- Invite your Scrum Team to a “stakeholder workshop”. Clarify the purpose and explain how this will benefit the team. Leave the decision to join up to the invitees. Respect whatever decision they make.
- Prepare for the workshop by either printing the map on a large poster (use this PDF) or creating a huge stakeholder map on the wall or on the floor.
- Invite everyone to individually and silently make a list of as many stakeholders as they can think of (5 min). Ask: “Who should we include, involve, or give a voice when we decide over what is valuable for our product?”. For example, Jenny from accounting (a key user), Patrick the angel investor (a financer), or Karen the customer (who is paying for the product and using it with her company). You can also include discrete groups of stakeholders. For example, “Backoffice users”, “Top tier funders” or “Retail customers”.
- Ask people to pair up to combine and expand their lists (5 min) and then again paired with another pair (10 min). Ask the groups to capture each stakeholder on separate stickies to make the next steps easier.
- Invite the small groups to share some of the stakeholders they came up with with the whole group (5 min).
- Explain the Stakeholder Map if the group is not yet familiar with it. In particular, make sure that people understand the axes and what it means to have a “stake” in the product or “influence” over it (5 min).
- Ask the small groups to take their stakeholders and distribute them over the shared Stakeholder Map where they think they are (10–20 min). Duplicates are fine as they show consensus (i.e. placed in the same quadrant) or disagreement (i.e. different quadrant).
- Ask everyone to take a step back and observe the patterns. Ask “What do you notice about the distribution of stakeholders?“. Let people first reflect on the map individually and in silence (1 min) then in pairs (3 min). Capture the most salient patterns with the whole group and adjust the map as needed (15 min).
“Ask: ‘Who should we included, involve, or give a voice when we decide over what is valuable for our product?’”
- Use a Liberating Structure like 1–2–4-ALL, Shift & Share or Discovery & Action Dialogue to develop strategies for how to involve the various groups.
If you have the option, we always recommend inviting stakeholders. Instead of assuming where they are on the map, they can place themselves where they want to be. In general, we always recommend validating the assumptions with the stakeholders themselves. We like having the Map present during Sprint Reviews.
Scrum Teams need good stakeholders to help them identify what is valuable, what people need, and what the best way is to spend their time and budget to fulfill those needs.

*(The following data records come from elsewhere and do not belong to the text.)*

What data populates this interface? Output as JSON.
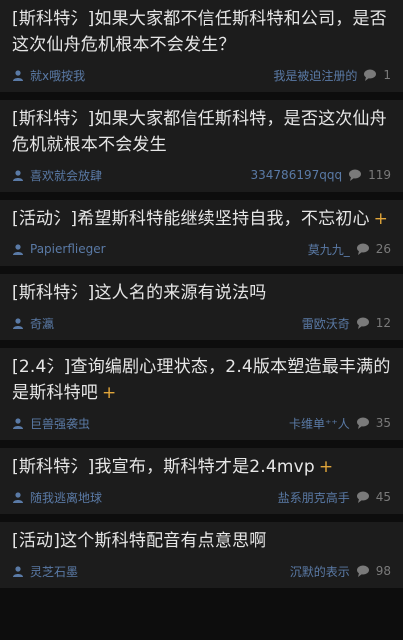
{
  "posts": [
    {
      "title": "[斯科特氵]如果大家都不信任斯科特和公司，是否这次仙舟危机根本不会发生？",
      "plus": "",
      "author": "就x哦按我",
      "last_replier": "我是被迫注册的",
      "replies": "1"
    },
    {
      "title": "[斯科特氵]如果大家都信任斯科特，是否这次仙舟危机就根本不会发生",
      "plus": "",
      "author": "喜欢就会放肆",
      "last_replier": "334786197qqq",
      "replies": "119"
    },
    {
      "title": "[活动氵]希望斯科特能继续坚持自我，不忘初心",
      "plus": "+",
      "author": "Papierflieger",
      "last_replier": "莫九九_",
      "replies": "26"
    },
    {
      "title": "[斯科特氵]这人名的来源有说法吗",
      "plus": "",
      "author": "奇瀛",
      "last_replier": "雷欧沃奇",
      "replies": "12"
    },
    {
      "title": "[2.4氵]查询编剧心理状态，2.4版本塑造最丰满的是斯科特吧",
      "plus": "+",
      "author": "巨兽强袭虫",
      "last_replier": "卡维单⁺⁺人",
      "replies": "35"
    },
    {
      "title": "[斯科特氵]我宣布，斯科特才是2.4mvp",
      "plus": "+",
      "author": "随我逃离地球",
      "last_replier": "盐系朋克高手",
      "replies": "45"
    },
    {
      "title": "[活动]这个斯科特配音有点意思啊",
      "plus": "",
      "author": "灵芝石墨",
      "last_replier": "沉默的表示",
      "replies": "98"
    }
  ],
  "colors": {
    "background": "#0d0d0d",
    "card": "#1c1c1c",
    "title": "#e6e6e6",
    "meta": "#5a7aa6",
    "plus": "#e0a53a"
  },
  "icons": {
    "author": "user-icon",
    "replies": "comment-bubble-icon"
  }
}
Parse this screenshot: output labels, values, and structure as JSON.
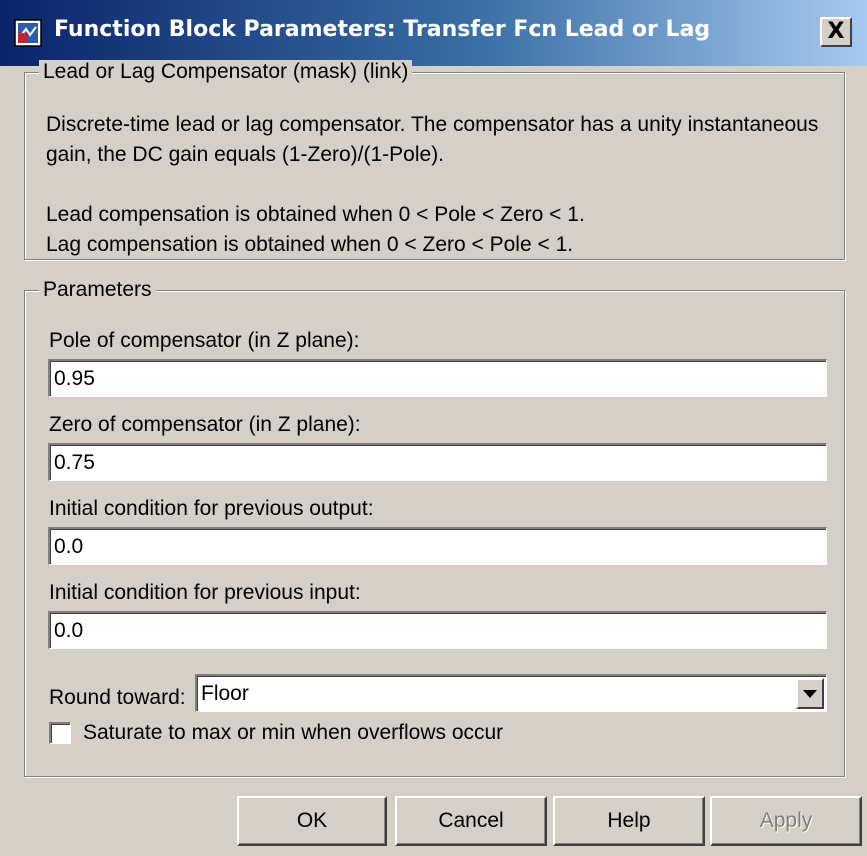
{
  "window": {
    "title": "Function Block Parameters: Transfer Fcn Lead or Lag",
    "close_label": "X"
  },
  "description": {
    "group_label": "Lead or Lag Compensator (mask) (link)",
    "line1": "Discrete-time lead or lag compensator.  The compensator has a unity instantaneous",
    "line2": "gain, the DC gain equals (1-Zero)/(1-Pole).",
    "line3": "Lead compensation is obtained when 0 < Pole < Zero < 1.",
    "line4": "Lag compensation is obtained when 0 < Zero < Pole < 1."
  },
  "parameters": {
    "group_label": "Parameters",
    "pole_label": "Pole of compensator (in Z plane):",
    "pole_value": "0.95",
    "zero_label": "Zero of compensator (in Z plane):",
    "zero_value": "0.75",
    "ic_output_label": "Initial condition for previous output:",
    "ic_output_value": "0.0",
    "ic_input_label": "Initial condition for previous input:",
    "ic_input_value": "0.0",
    "round_label": "Round toward:",
    "round_value": "Floor",
    "saturate_label": "Saturate to max or min when overflows occur",
    "saturate_checked": false
  },
  "buttons": {
    "ok": "OK",
    "cancel": "Cancel",
    "help": "Help",
    "apply": "Apply"
  },
  "colors": {
    "titlebar_start": "#0a246a",
    "titlebar_end": "#a6caf0",
    "dialog_face": "#d4d0c8",
    "disabled_text": "#808080"
  }
}
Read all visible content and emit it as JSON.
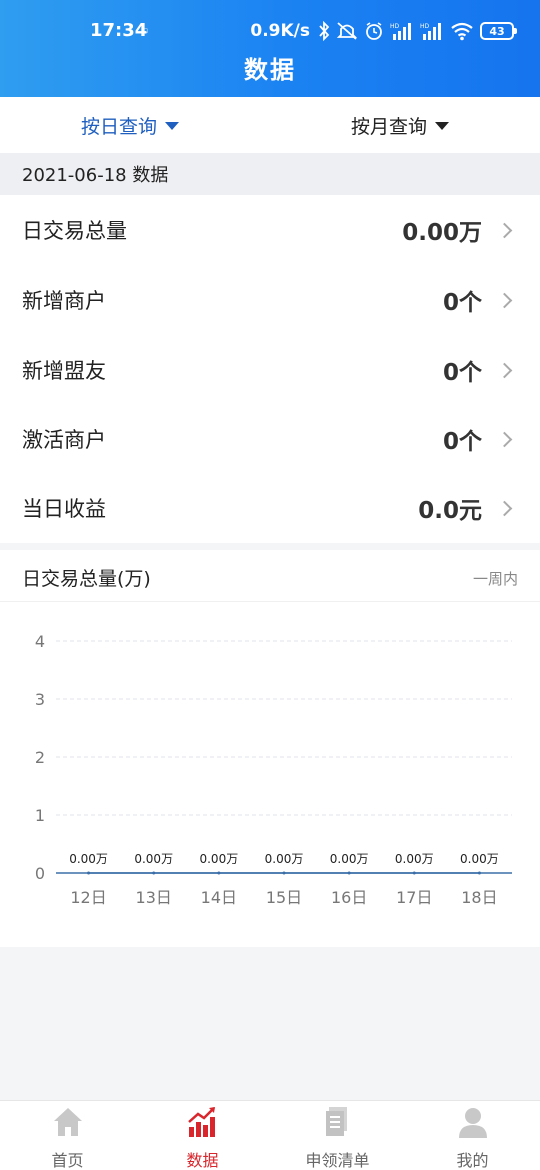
{
  "status": {
    "time": "17:34",
    "sim_indicator": "▫",
    "net_speed": "0.9K/s",
    "battery": "43",
    "icons": [
      "bluetooth-icon",
      "mute-icon",
      "alarm-icon",
      "signal-hd-icon",
      "signal-hd-icon",
      "wifi-icon",
      "battery-icon"
    ]
  },
  "page": {
    "title": "数据"
  },
  "query": {
    "tabs": [
      {
        "label": "按日查询",
        "active": true
      },
      {
        "label": "按月查询",
        "active": false
      }
    ]
  },
  "date_header": "2021-06-18 数据",
  "stats": [
    {
      "label": "日交易总量",
      "value": "0.00万"
    },
    {
      "label": "新增商户",
      "value": "0个"
    },
    {
      "label": "新增盟友",
      "value": "0个"
    },
    {
      "label": "激活商户",
      "value": "0个"
    },
    {
      "label": "当日收益",
      "value": "0.0元"
    }
  ],
  "chart_section": {
    "title": "日交易总量(万)",
    "range_label": "一周内"
  },
  "chart_data": {
    "type": "line",
    "categories": [
      "12日",
      "13日",
      "14日",
      "15日",
      "16日",
      "17日",
      "18日"
    ],
    "values": [
      0,
      0,
      0,
      0,
      0,
      0,
      0
    ],
    "data_labels": [
      "0.00万",
      "0.00万",
      "0.00万",
      "0.00万",
      "0.00万",
      "0.00万",
      "0.00万"
    ],
    "y_ticks": [
      0,
      1,
      2,
      3,
      4
    ],
    "ylim": [
      0,
      4
    ],
    "grid": true,
    "line_color": "#3b6ea8"
  },
  "tabbar": {
    "items": [
      {
        "label": "首页",
        "icon": "home-icon",
        "active": false
      },
      {
        "label": "数据",
        "icon": "chart-icon",
        "active": true
      },
      {
        "label": "申领清单",
        "icon": "document-icon",
        "active": false
      },
      {
        "label": "我的",
        "icon": "user-icon",
        "active": false
      }
    ]
  },
  "colors": {
    "header_start": "#2f9df0",
    "header_end": "#1574ee",
    "active_query": "#1f5fbf",
    "active_tab": "#d9262c"
  }
}
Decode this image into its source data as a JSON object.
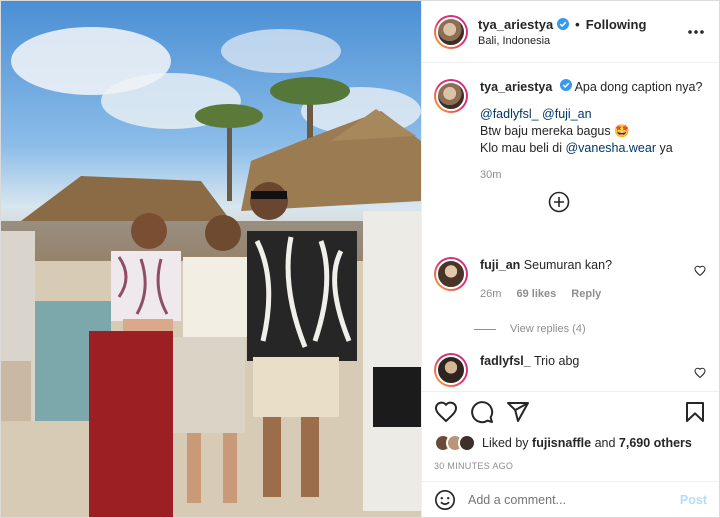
{
  "header": {
    "username": "tya_ariestya",
    "follow_label": "Following",
    "location": "Bali, Indonesia",
    "separator": "•"
  },
  "caption": {
    "username": "tya_ariestya",
    "text": "Apa dong caption nya?",
    "mention_line_1": "@fadlyfsl_",
    "mention_line_2": "@fuji_an",
    "line_2": "Btw baju mereka bagus 🤩",
    "line_3_prefix": "Klo mau beli di",
    "line_3_mention": "@vanesha.wear",
    "line_3_suffix": "ya",
    "time": "30m"
  },
  "comments": [
    {
      "username": "fuji_an",
      "text": "Seumuran kan?",
      "time": "26m",
      "likes": "69 likes",
      "reply_label": "Reply",
      "view_replies": "View replies (4)"
    },
    {
      "username": "fadlyfsl_",
      "text": "Trio abg"
    }
  ],
  "likes": {
    "prefix": "Liked by",
    "user": "fujisnaffle",
    "suffix": "and",
    "count": "7,690 others"
  },
  "timestamp": "30 MINUTES AGO",
  "add_comment": {
    "placeholder": "Add a comment...",
    "post_label": "Post"
  },
  "colors": {
    "verified": "#3897f0",
    "link": "#00376b",
    "muted": "#8e8e8e",
    "post_disabled": "#b2dffc"
  },
  "icons": [
    "verified-badge-icon",
    "more-options-icon",
    "add-circle-icon",
    "heart-icon",
    "comment-icon",
    "share-icon",
    "bookmark-icon",
    "emoji-icon"
  ]
}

In this post, we shared the “Stakeholder Map”. It's a simple practice to help your Scrum Team think about their stakeholders and develop strategies for how to effectively involve them. If you use it, let us know how it went! We’re always eager to hear examples (and even see pictures) of how teams use it.